The Memphis Urban League Young Professionals hosted “Meet the Candidates” at the Hattiloo Theatre in an ongoing effort to engage more millennials in the Oct. 3 elections. (Photo: Jessica B. Mason)

Music resounded in the background as dozens of ‘young professionals,’ mostly under the age of 40, circulated the room. Some shook hands over brief introductions while others engaged in presumably intense conversations, their voices elevated as they struggled to speak over background tunes. The lively scene undoubtedly resembled an after work happy hour, featuring a DJ and bartender; but the cause of the gathering was much more than a social networking affair. 

Monday, the Memphis Urban League Young Professionals (MULYP) hosted “Meet the Candidates.” It was one of a series of events the local organization is holding in an effort to engage more millennials in the upcoming municipal elections. This particular event, held in an enclosed patio space of Hattiloo Theatre, featured candidates running for city council seats.

Ayanna Perkins and Joshua Perkins. (Photo: Erica R. Williams)

“We specifically decided to have the mix-and-mingle because we wanted to meet young professionals where they are,” MULYP Vice President Ayanna Perkins said. “We know that most of them enjoy social events but also want to be involved politically. This was an easy gateway to get them involved.”

More than a dozen city council candidates attended “Meet the Candidates”, held in partnership with Hattiloo Theatre. Each contender was allowed 30 seconds for introductions, but the remainder of the two-hour-long gathering consisted of them ‘mixing and mingling’ with attendees.

Although Monday night’s event mimicked a social mixer, MULYP leaders said they’re known for hosting more formal civic engagement events year-round, including information sessions and forums featuring elected officials. This year they’ve revved up their measures in time for the October 3 municipal elections.

“We’re coming up on a very important time with these particular elections,” MULYP President Joshua Perkins said.  “We’re seeing more millennials running for office in these races. It only makes sense that we actively engage millennial voters.”

It’s also a part of the MULYP’s mission. The service-oriented organization, with members between the ages of 21-40, supports the objectives of the National Urban League, Memphis Urban League, and National Urban League Young Professionals. The group relies on the Urban Leagues’ national empowerment platform, consisting of six main areas, to guide their events. One of those areas is focused on civic engagement and advocacy. 

 “The Urban League is a civil rights organization and that’s what we build around,” Joshua Perkins said. “As the local division that focuses on millennials, it’s only right we do our part to get more of them involved civically.”

Historically, millennials have the lowest voter turnout of any age group. According to a 2018 Pew Research study, only about 46 percent voted in the last presidential election. That number is even lower in municipal elections. 
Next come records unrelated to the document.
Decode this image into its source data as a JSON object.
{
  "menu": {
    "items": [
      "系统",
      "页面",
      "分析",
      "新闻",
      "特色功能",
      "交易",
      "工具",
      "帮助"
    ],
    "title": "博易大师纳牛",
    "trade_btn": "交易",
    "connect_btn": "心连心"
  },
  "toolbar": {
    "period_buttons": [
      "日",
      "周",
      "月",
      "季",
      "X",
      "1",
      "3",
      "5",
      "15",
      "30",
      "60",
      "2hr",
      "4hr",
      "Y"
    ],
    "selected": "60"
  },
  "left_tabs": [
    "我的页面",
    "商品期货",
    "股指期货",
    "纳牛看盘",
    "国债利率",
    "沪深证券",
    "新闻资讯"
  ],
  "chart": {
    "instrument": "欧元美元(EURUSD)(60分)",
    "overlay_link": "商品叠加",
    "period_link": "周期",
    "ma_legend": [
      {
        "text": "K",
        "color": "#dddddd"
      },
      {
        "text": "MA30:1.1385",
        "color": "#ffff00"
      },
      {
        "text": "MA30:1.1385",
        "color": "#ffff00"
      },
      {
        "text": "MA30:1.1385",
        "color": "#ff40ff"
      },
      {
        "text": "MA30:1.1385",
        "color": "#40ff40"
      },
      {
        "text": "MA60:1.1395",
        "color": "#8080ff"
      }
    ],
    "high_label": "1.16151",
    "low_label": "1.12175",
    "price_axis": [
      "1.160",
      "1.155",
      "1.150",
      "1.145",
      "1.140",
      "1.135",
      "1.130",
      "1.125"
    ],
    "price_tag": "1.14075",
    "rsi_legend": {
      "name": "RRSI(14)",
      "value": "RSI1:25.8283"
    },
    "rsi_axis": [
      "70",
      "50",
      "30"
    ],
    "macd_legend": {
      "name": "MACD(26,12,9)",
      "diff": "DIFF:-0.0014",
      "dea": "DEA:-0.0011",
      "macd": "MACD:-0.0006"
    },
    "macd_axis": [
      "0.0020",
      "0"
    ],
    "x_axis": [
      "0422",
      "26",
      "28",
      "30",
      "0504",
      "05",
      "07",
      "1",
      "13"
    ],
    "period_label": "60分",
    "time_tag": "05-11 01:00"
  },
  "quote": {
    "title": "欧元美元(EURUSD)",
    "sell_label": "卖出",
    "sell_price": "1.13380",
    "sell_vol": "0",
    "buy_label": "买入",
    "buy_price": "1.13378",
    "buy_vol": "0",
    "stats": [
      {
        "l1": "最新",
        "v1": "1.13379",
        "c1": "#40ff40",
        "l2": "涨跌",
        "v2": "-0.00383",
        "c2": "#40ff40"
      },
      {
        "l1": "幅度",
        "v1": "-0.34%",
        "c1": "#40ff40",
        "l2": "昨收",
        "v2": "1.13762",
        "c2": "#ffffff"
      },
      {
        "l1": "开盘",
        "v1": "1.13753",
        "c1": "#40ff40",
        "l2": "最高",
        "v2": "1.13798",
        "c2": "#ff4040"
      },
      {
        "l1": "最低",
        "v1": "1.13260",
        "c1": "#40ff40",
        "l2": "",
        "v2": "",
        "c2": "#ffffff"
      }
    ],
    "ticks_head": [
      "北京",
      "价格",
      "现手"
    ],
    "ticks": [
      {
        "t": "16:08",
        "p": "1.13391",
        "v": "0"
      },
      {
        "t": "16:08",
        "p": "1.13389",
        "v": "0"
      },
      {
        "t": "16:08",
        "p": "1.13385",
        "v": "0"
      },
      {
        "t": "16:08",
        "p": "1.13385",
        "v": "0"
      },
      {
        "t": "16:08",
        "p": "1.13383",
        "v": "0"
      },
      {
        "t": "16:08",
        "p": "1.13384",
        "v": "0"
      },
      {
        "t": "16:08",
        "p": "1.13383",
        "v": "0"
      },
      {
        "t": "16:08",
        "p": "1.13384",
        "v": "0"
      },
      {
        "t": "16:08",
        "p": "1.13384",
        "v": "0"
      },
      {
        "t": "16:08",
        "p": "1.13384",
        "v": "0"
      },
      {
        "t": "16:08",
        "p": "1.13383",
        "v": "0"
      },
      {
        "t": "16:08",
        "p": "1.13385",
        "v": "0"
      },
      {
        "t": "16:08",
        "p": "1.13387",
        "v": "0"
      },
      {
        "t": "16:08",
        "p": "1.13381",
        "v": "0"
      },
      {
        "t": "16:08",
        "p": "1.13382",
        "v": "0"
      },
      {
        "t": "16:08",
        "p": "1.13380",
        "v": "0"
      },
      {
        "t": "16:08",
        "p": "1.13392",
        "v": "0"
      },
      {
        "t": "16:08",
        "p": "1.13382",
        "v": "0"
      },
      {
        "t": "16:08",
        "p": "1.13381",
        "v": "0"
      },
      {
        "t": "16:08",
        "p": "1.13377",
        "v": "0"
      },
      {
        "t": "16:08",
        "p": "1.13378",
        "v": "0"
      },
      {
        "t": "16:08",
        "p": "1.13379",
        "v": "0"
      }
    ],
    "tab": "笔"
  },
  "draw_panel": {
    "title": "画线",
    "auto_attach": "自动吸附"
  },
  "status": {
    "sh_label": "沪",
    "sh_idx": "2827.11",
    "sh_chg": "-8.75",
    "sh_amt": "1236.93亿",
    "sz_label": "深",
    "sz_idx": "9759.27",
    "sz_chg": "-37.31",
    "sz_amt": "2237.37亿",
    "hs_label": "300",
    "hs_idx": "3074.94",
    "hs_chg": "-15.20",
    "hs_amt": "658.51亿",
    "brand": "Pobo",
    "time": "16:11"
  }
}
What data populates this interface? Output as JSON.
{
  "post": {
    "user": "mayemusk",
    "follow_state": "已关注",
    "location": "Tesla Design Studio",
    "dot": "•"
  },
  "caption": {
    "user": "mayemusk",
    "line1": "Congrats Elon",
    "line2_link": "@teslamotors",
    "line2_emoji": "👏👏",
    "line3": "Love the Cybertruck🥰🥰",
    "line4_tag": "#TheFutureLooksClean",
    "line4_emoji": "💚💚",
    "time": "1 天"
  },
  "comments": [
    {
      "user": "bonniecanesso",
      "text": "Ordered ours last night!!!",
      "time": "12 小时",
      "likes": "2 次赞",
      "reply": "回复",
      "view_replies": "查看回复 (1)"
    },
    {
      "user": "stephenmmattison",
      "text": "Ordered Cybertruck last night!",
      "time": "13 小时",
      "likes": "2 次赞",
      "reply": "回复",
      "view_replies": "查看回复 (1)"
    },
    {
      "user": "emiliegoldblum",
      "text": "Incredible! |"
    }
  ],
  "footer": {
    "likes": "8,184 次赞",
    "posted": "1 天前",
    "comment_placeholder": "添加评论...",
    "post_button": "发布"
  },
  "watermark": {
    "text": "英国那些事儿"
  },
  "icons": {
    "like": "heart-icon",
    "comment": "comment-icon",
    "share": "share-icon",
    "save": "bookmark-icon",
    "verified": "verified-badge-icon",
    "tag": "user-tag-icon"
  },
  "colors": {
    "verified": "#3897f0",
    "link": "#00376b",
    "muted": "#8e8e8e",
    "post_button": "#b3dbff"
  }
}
MULYP leaders said there’s a reason behind the dismal turnout, specifically in Memphis.

“If millennials are not engaged or feel as if the candidates don’t represent their interests, they usually don’t vote,” A. Perkins said. “This is particularly the case in Memphis when, historically you see the same group of people being re-elected. Seeing this continuously happening causes some voters to become disengaged.”

According to MULYP leaders, that disconnection makes voting less of a priority for some millennial voters. 

“There is a negative stigma around politics, especially local politics,” Joshua Perkins said. “Some think it’s hard to get involved or don’t know how to do it. We want to make politics relatable and help bridge that gap.”

With less than three months until the local elections, MULYP leaders are hoping that their efforts help increase millennial voter turnout in Memphis.

 “We are trying to get younger voters to see that their vote really does count and that we have a responsibility to vote and set the stage for younger generations,” Joshua Perkins said. “Once we do that, we continue our mission by providing them with the resources needed to be informed voters.”

Though optimistic in the impact of the local civics organization, leaders recognize that not everyone will be engaged.

“We have a lot of work to do,” Joshua Perkins added. “And while we know that we can’t reach everyone. We’re just glad that we’re doing our part to reach as many as we can.”

MULYP is hosting a “Civics 101” session August 22, followed by a mayoral forum September 3 at the Benjamin L. Hooks Central Library.